Being HIV-positive should never be conflated with being gay, no more than gay should be regarded as "the new black." However there is one principle that applies to all stigmatized identities. Silence feeds stigma. We can no longer allow silence to persist or perpetuate it ourselves. Some of us work for AIDS service organizations or other supportive employers and would not risk losing our jobs, insurance coverage, or workplace status. Others may work in less-friendly or even hostile settings where, despite protection afforded by the Americans with Disabilities Act, one could still be fired, demoted, or subject to scorn and isolation. I suspect that many are most concerned with the social and sexual rejection that comes with outing the unspoken yet presumed reality. We are the many men we work with. We want to avoid the personal stain associated with being both out and HIV-positive.
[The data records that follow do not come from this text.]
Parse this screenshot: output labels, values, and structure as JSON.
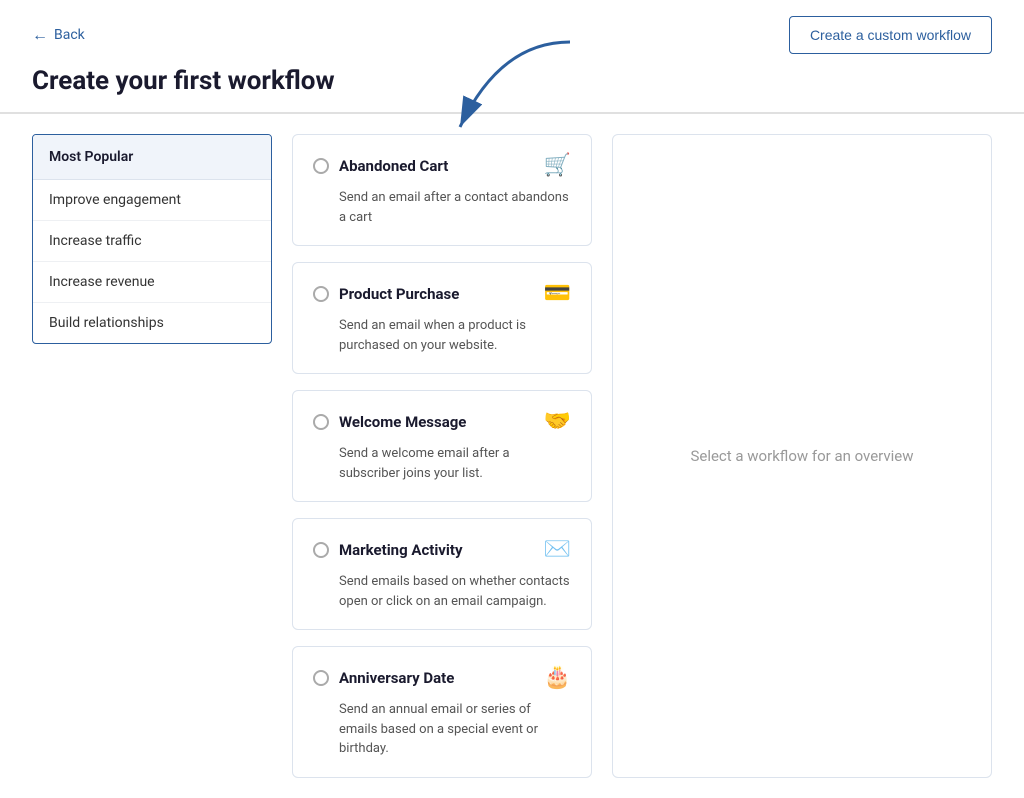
{
  "back": {
    "label": "Back"
  },
  "header": {
    "title": "Create your first workflow",
    "create_custom_btn": "Create a custom workflow"
  },
  "sidebar": {
    "header": "Most Popular",
    "items": [
      {
        "label": "Improve engagement"
      },
      {
        "label": "Increase traffic"
      },
      {
        "label": "Increase revenue"
      },
      {
        "label": "Build relationships"
      }
    ]
  },
  "workflows": [
    {
      "title": "Abandoned Cart",
      "description": "Send an email after a contact abandons a cart",
      "icon": "🛒"
    },
    {
      "title": "Product Purchase",
      "description": "Send an email when a product is purchased on your website.",
      "icon": "💳"
    },
    {
      "title": "Welcome Message",
      "description": "Send a welcome email after a subscriber joins your list.",
      "icon": "🤝"
    },
    {
      "title": "Marketing Activity",
      "description": "Send emails based on whether contacts open or click on an email campaign.",
      "icon": "✉️"
    },
    {
      "title": "Anniversary Date",
      "description": "Send an annual email or series of emails based on a special event or birthday.",
      "icon": "🎂"
    }
  ],
  "right_panel": {
    "placeholder": "Select a workflow for an overview"
  }
}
But like any cutting-edge fashion, the scarlet letter loses its sting when more people wear it. No matter what real or perceived risk we anticipate, HIV-positive black gay leaders must honestly assess the threats we associate with disclosure and come to terms with our fears and the courage our work demands. Many of us are trained to help people assess risk and come up with goals and action plans based on that assessment. It is high time that some of us apply those skills to navigate "the road before us."
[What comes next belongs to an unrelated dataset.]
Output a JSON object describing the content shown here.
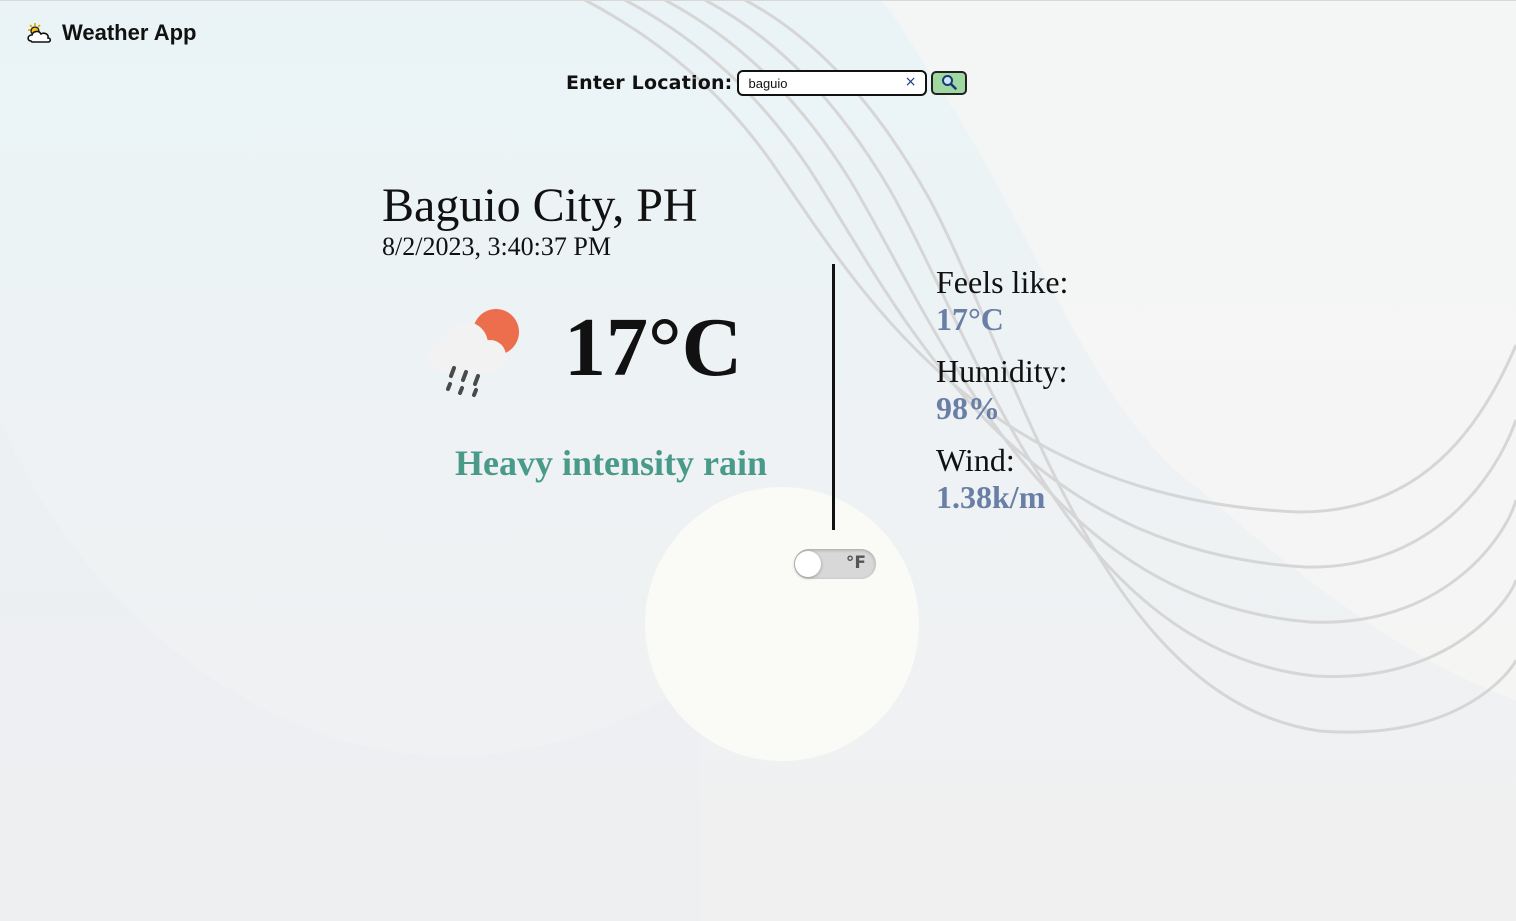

We cannot afford a luxury of fearlessness, nor the presumed right to operate like the majority of black gay men who need our leadership. We who are HIV-positive black gay men, regardless of role or title, act on behalf of other black gay men need to "come out" as HIV-positive. We must reset the standard for how we are living with HIV, not as vectors or statistics but as real men unashamed and committed to our communities. One does not need to be a longtime activist or health provider; all that matters is their story and the willingness to tell it. Former porn star turned preacher Kevin Mines revealed his status in the 2012 documentary The Way to Kevin, which premiered at MIX FEST, a black LGBT film festival. When we set free our truth, we give other gay men evidence of the possibility that they too can set themselves free, not to mimic us but in their own time and their own way. We have testimonies to share that may alter the lives of those who hear them and change us through the act of delivering them. This frees us up to pass on real life skills and tools to men who may not come to our workshops but may be found on Facebook or Jackd. It will take more than case managers and co-located clinics to get more men into care and help them reduce viral loads in our communities. When more of us teach openly from our experience, not from fact sheets, about adherence, disclosure, and how to talk to one's doctor and manage appointments, our brothers will not only listen, but they will uptake the norms and values, the drive toward self-care and mutual regard that cannot be instilled through boxed interventions. More dialogue will be opened, more tongues may be untied to unleash a new generation of activism and community building. We are many men with many voices that must be raised higher than ever before.